» Task brief
Look for the string "products" in the data below, and copy each line that holds it.

Dataset excerpts

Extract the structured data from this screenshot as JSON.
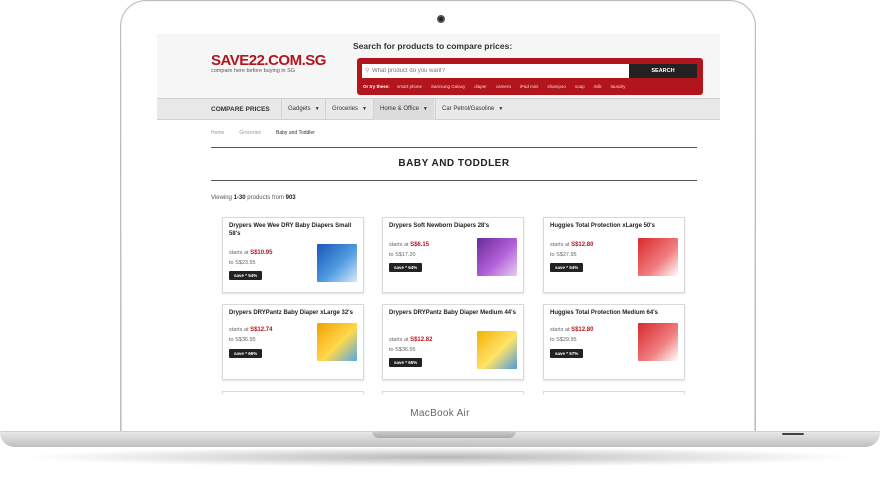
{
  "device": {
    "label": "MacBook Air"
  },
  "site": {
    "logo": "SAVE22.COM.SG",
    "tagline": "compare here before buying in SG",
    "search_title": "Search for products to compare prices:",
    "search_placeholder": "What product do you want?",
    "search_button": "SEARCH",
    "try_label": "Or try these:",
    "try_items": [
      "smart phone",
      "Samsung Galaxy",
      "diaper",
      "camera",
      "iPad mini",
      "shampoo",
      "soap",
      "milk",
      "laundry"
    ]
  },
  "nav": {
    "compare": "COMPARE PRICES",
    "items": [
      "Gadgets",
      "Groceries",
      "Home & Office",
      "Car Petrol/Gasoline"
    ]
  },
  "breadcrumb": [
    "Home",
    "Groceries",
    "Baby and Toddler"
  ],
  "page_title": "BABY AND TODDLER",
  "viewing": {
    "prefix": "Viewing",
    "range": "1-30",
    "middle": "products from",
    "total": "903"
  },
  "starts_label": "starts at",
  "to_label": "to",
  "products": [
    {
      "title": "Drypers Wee Wee DRY Baby Diapers Small 58's",
      "price": "S$10.95",
      "to": "S$23.95",
      "save": "save * 54%",
      "img": "blue"
    },
    {
      "title": "Drypers Soft Newborn Diapers 28's",
      "price": "S$6.15",
      "to": "S$17.20",
      "save": "save * 64%",
      "img": "purple"
    },
    {
      "title": "Huggies Total Protection xLarge 50's",
      "price": "S$12.80",
      "to": "S$27.95",
      "save": "save * 54%",
      "img": "red"
    },
    {
      "title": "Drypers DRYPantz Baby Diaper xLarge 32's",
      "price": "S$12.74",
      "to": "S$36.95",
      "save": "save * 66%",
      "img": "yellow"
    },
    {
      "title": "Drypers DRYPantz Baby Diaper Medium 44's",
      "price": "S$12.82",
      "to": "S$36.95",
      "save": "save * 65%",
      "img": "yellow2"
    },
    {
      "title": "Huggies Total Protection Medium 64's",
      "price": "S$12.80",
      "to": "S$29.95",
      "save": "save * 57%",
      "img": "red"
    }
  ]
}
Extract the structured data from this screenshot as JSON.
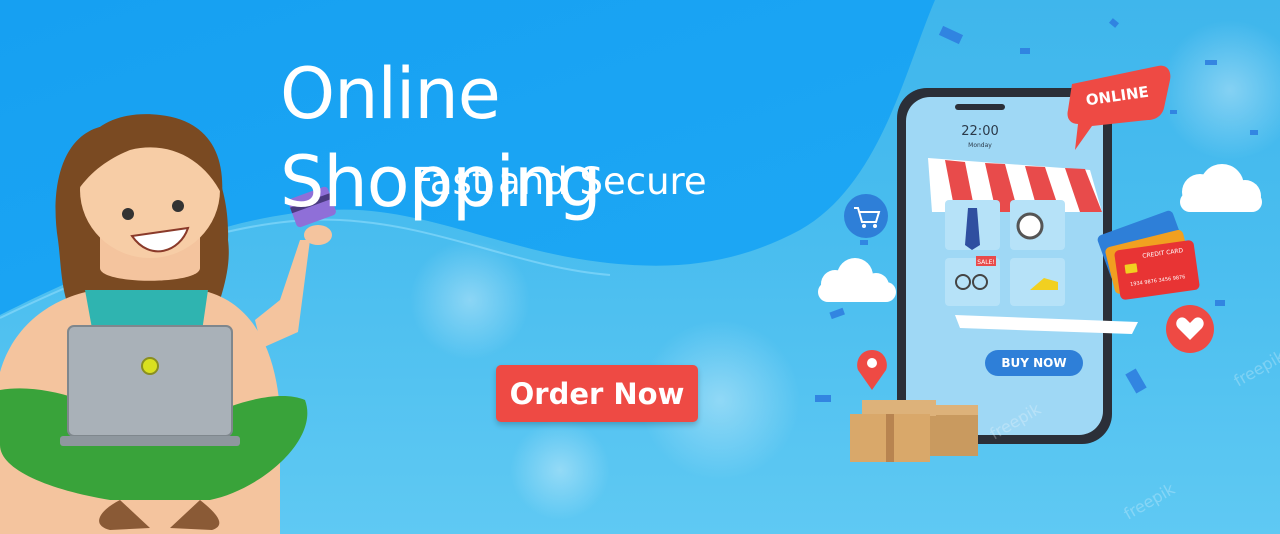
{
  "banner": {
    "title": "Online Shopping",
    "subtitle": "Fast and Secure",
    "cta_label": "Order Now"
  },
  "phone": {
    "time": "22:00",
    "day": "Monday",
    "sale_tag": "SALE!",
    "buy_label": "BUY NOW"
  },
  "speech_bubble": {
    "label": "ONLINE"
  },
  "cards": {
    "label": "CREDIT CARD",
    "number": "1934 9876 3456 9876"
  },
  "watermark": "freepik",
  "colors": {
    "accent": "#ee4a44",
    "background_blue": "#2a9ff0",
    "light_blue": "#5fc9f3",
    "button_blue": "#2e7fd8",
    "pants_green": "#39a33a"
  },
  "icons": [
    "cart-icon",
    "heart-icon",
    "location-pin-icon",
    "cloud-icon",
    "credit-card-icon",
    "laptop-icon"
  ]
}
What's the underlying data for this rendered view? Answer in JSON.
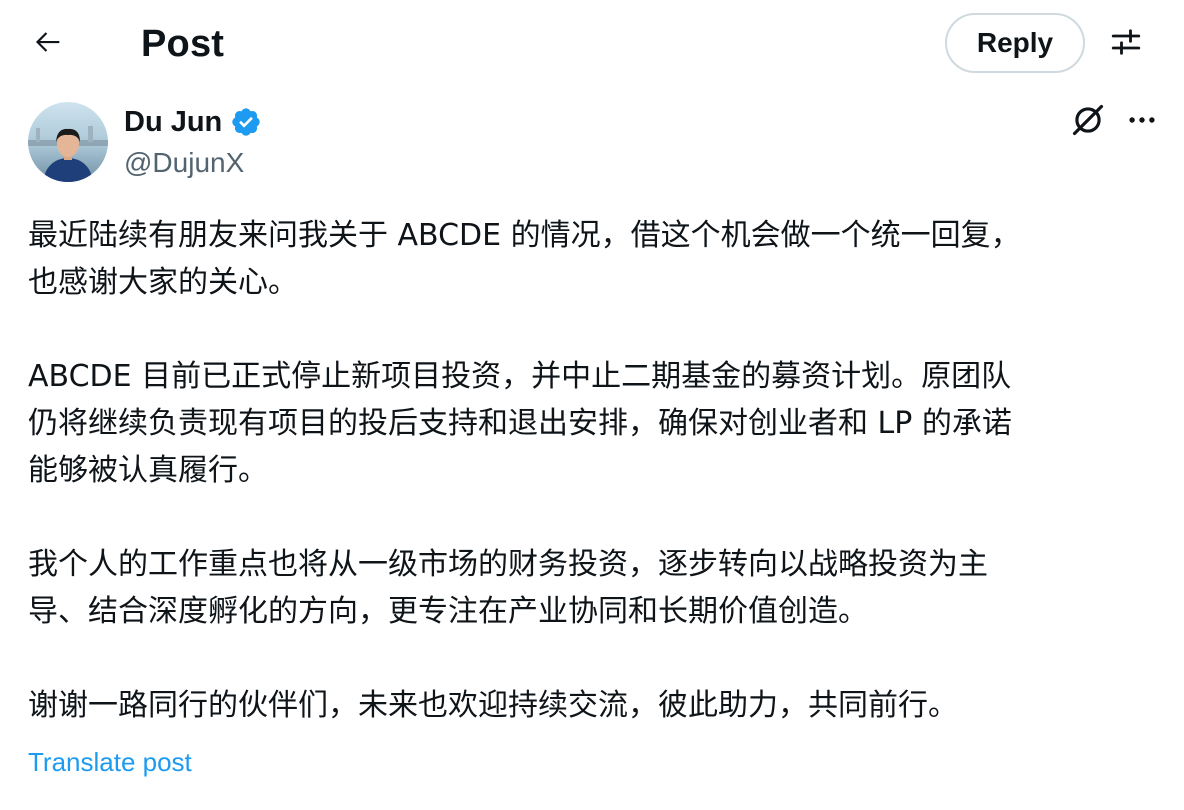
{
  "header": {
    "back_icon": "arrow-left-icon",
    "title": "Post",
    "reply_label": "Reply",
    "settings_icon": "sliders-icon"
  },
  "author": {
    "name": "Du Jun",
    "handle": "@DujunX",
    "verified": true,
    "verified_color": "#1d9bf0",
    "avatar_icon": "profile-photo"
  },
  "actions": {
    "grok_icon": "grok-icon",
    "more_icon": "more-dots-icon"
  },
  "post": {
    "paragraphs": [
      {
        "lines": [
          "最近陆续有朋友来问我关于 ABCDE 的情况，借这个机会做一个统一回复，",
          "也感谢大家的关心。"
        ]
      },
      {
        "lines": [
          "ABCDE 目前已正式停止新项目投资，并中止二期基金的募资计划。原团队",
          "仍将继续负责现有项目的投后支持和退出安排，确保对创业者和 LP 的承诺",
          "能够被认真履行。"
        ]
      },
      {
        "lines": [
          "我个人的工作重点也将从一级市场的财务投资，逐步转向以战略投资为主",
          "导、结合深度孵化的方向，更专注在产业协同和长期价值创造。"
        ]
      },
      {
        "lines": [
          "谢谢一路同行的伙伴们，未来也欢迎持续交流，彼此助力，共同前行。"
        ]
      }
    ],
    "translate_label": "Translate post"
  },
  "colors": {
    "text_primary": "#0f1419",
    "text_secondary": "#536471",
    "link": "#1d9bf0",
    "border": "#cfd9de"
  }
}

» Finished task
    "search_title": "Search for products to compare prices:",
    "middle": "products from",
  "products": [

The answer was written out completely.